* _PROBLEM TO WORK ON_
Locate all lines in the data below that hold "icon" and show them.

* _INFORMATION SUPPLIED_
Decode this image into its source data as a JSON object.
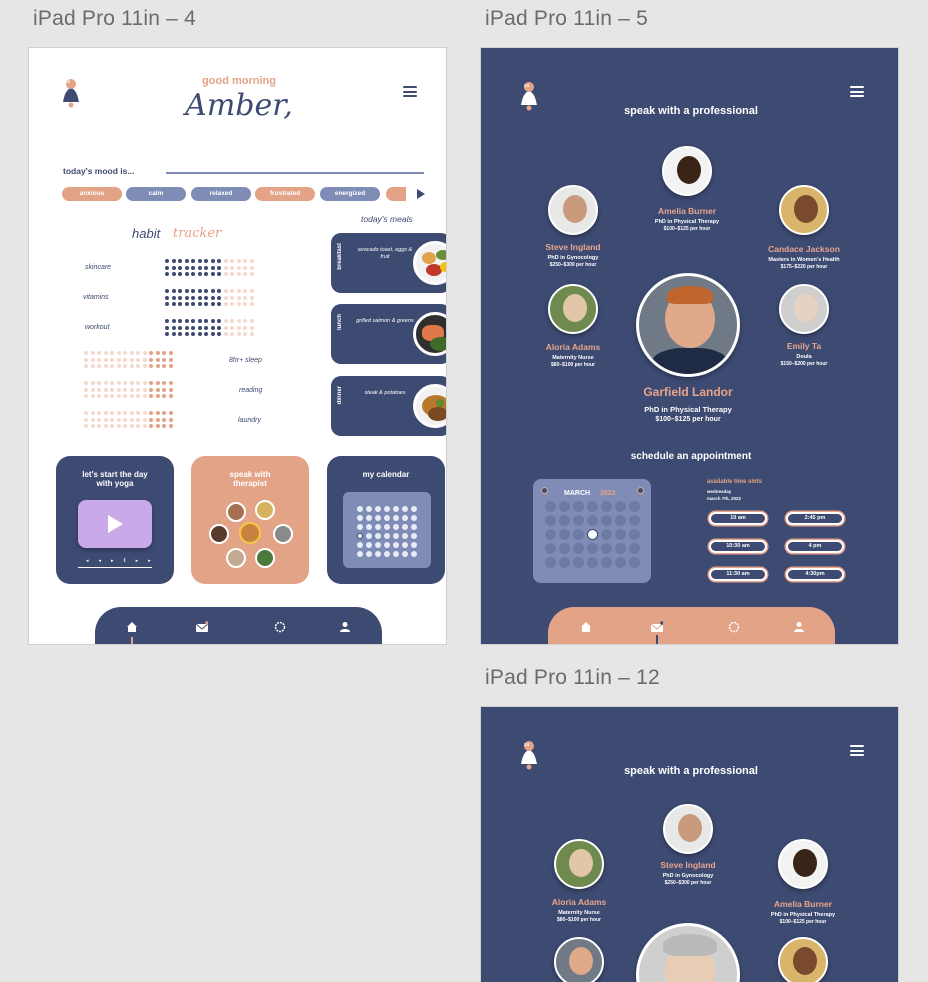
{
  "frames": [
    {
      "label": "iPad Pro 11in – 4"
    },
    {
      "label": "iPad Pro 11in – 5"
    },
    {
      "label": "iPad Pro 11in – 12"
    }
  ],
  "home": {
    "logo_badge": "24",
    "greeting": "good morning",
    "name": "Amber,",
    "mood_title": "today's mood is...",
    "moods": [
      {
        "label": "anxious",
        "color": "#e3a387"
      },
      {
        "label": "calm",
        "color": "#7f8db6"
      },
      {
        "label": "relaxed",
        "color": "#7f8db6"
      },
      {
        "label": "frustrated",
        "color": "#e3a387"
      },
      {
        "label": "energized",
        "color": "#7f8db6"
      }
    ],
    "habit_title_a": "habit",
    "habit_title_b": "tracker",
    "habits_left": [
      "skincare",
      "vitamins",
      "workout"
    ],
    "habits_right": [
      "8hr+ sleep",
      "reading",
      "laundry"
    ],
    "meals_title": "today's meals",
    "meals": [
      {
        "tag": "breakfast",
        "desc": "avocado toast, eggs & fruit"
      },
      {
        "tag": "lunch",
        "desc": "grilled salmon & greens"
      },
      {
        "tag": "dinner",
        "desc": "steak & potatoes"
      }
    ],
    "cards": {
      "yoga": "let's start the day with yoga",
      "therapist": "speak with therapist",
      "calendar": "my calendar"
    },
    "colors": {
      "navy": "#3d4a72",
      "peach": "#e3a387",
      "periwinkle": "#7f8db6"
    }
  },
  "professional": {
    "title": "speak with a professional",
    "people": [
      {
        "name": "Amelia Burner",
        "role": "PhD in Physical Therapy",
        "price": "$100–$125 per hour"
      },
      {
        "name": "Steve Ingland",
        "role": "PhD in Gynocology",
        "price": "$250–$300 per hour"
      },
      {
        "name": "Candace Jackson",
        "role": "Masters in Women's Health",
        "price": "$175–$220 per hour"
      },
      {
        "name": "Aloria Adams",
        "role": "Maternity Nurse",
        "price": "$80–$100 per hour"
      },
      {
        "name": "Emily Ta",
        "role": "Doula",
        "price": "$150–$200 per hour"
      },
      {
        "name": "Garfield Landor",
        "role": "PhD in Physical Therapy",
        "price": "$100–$125 per hour"
      }
    ],
    "schedule_title": "schedule an appointment",
    "calendar_month": "MARCH",
    "calendar_year": "2022",
    "slots_title": "available time slots",
    "slots_day": "wednesday",
    "slots_date": "march 7th, 2022",
    "slots": [
      "10 am",
      "2:45 pm",
      "10:30 am",
      "4 pm",
      "11:30 am",
      "4:30pm"
    ]
  },
  "professional2": {
    "title": "speak with a professional",
    "people": [
      {
        "name": "Steve Ingland",
        "role": "PhD in Gynocology",
        "price": "$250–$300 per hour"
      },
      {
        "name": "Aloria Adams",
        "role": "Maternity Nurse",
        "price": "$80–$100 per hour"
      },
      {
        "name": "Amelia Burner",
        "role": "PhD in Physical Therapy",
        "price": "$100–$125 per hour"
      }
    ]
  }
}
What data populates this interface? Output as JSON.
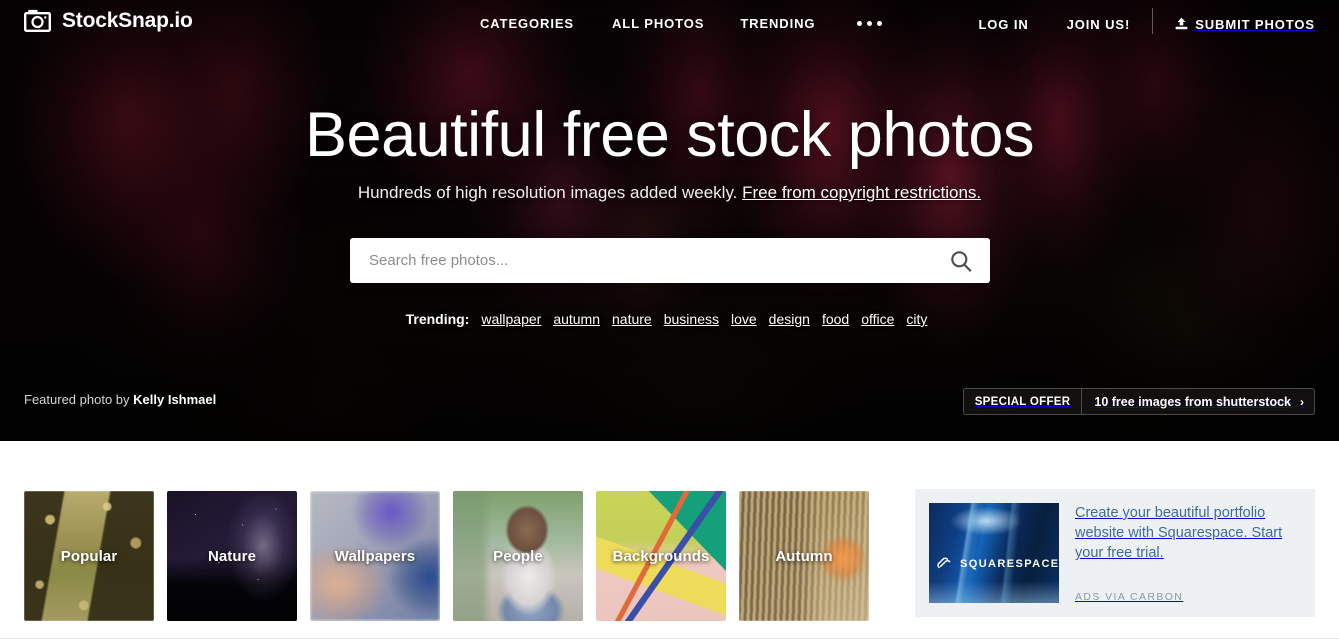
{
  "brand": {
    "name": "StockSnap.io",
    "logo_icon": "camera-icon"
  },
  "nav": {
    "center_links": [
      {
        "label": "CATEGORIES"
      },
      {
        "label": "ALL PHOTOS"
      },
      {
        "label": "TRENDING"
      }
    ],
    "more_icon": "ellipsis-icon",
    "right_links": [
      {
        "label": "LOG IN"
      },
      {
        "label": "JOIN US!"
      }
    ],
    "submit": {
      "label": "SUBMIT PHOTOS",
      "icon": "upload-icon"
    }
  },
  "hero": {
    "title": "Beautiful free stock photos",
    "subtitle_plain": "Hundreds of high resolution images added weekly.",
    "subtitle_link": "Free from copyright restrictions.",
    "credit_prefix": "Featured photo by",
    "credit_author": "Kelly Ishmael"
  },
  "search": {
    "placeholder": "Search free photos...",
    "value": "",
    "icon": "search-icon"
  },
  "trending": {
    "label": "Trending:",
    "tags": [
      "wallpaper",
      "autumn",
      "nature",
      "business",
      "love",
      "design",
      "food",
      "office",
      "city"
    ]
  },
  "offer": {
    "tag": "SPECIAL OFFER",
    "text": "10 free images from shutterstock",
    "arrow": "›"
  },
  "categories": [
    {
      "label": "Popular",
      "img": "img-popular"
    },
    {
      "label": "Nature",
      "img": "img-nature"
    },
    {
      "label": "Wallpapers",
      "img": "img-wallpapers"
    },
    {
      "label": "People",
      "img": "img-people"
    },
    {
      "label": "Backgrounds",
      "img": "img-backgrounds"
    },
    {
      "label": "Autumn",
      "img": "img-autumn"
    }
  ],
  "ad": {
    "brand": "SQUARESPACE",
    "brand_icon": "squarespace-logo-icon",
    "text": "Create your beautiful portfolio website with Squarespace. Start your free trial.",
    "credit": "ADS VIA CARBON"
  },
  "colors": {
    "hero_dark": "#0e0508",
    "hero_accent_red": "#b0203a",
    "ad_background": "#eef1f4",
    "ad_text": "#3d6d96",
    "page_background": "#ffffff"
  }
}
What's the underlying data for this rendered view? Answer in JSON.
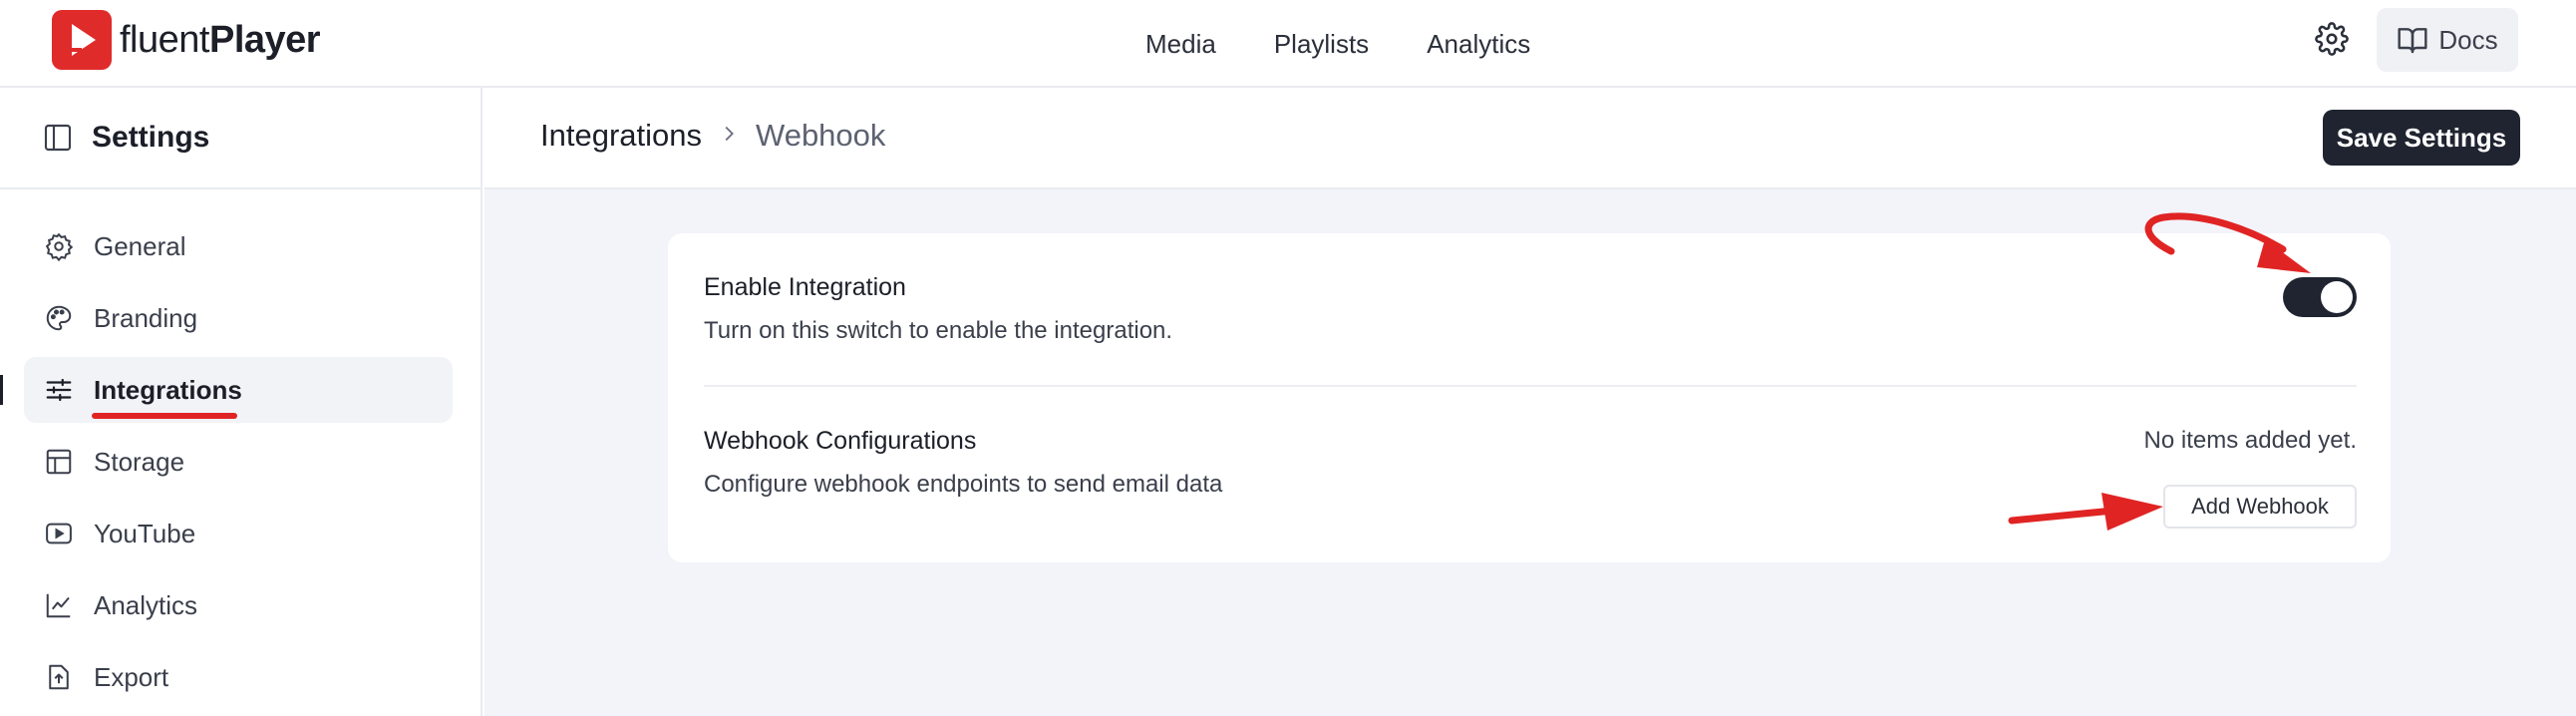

* _EXERCISE OUTPUT_
    "logo_icon": "camera-icon"
    "more_icon": "ellipsis-icon",
      "icon": "upload-icon"
    "icon": "search-icon"
    "brand_icon": "squarespace-logo-icon",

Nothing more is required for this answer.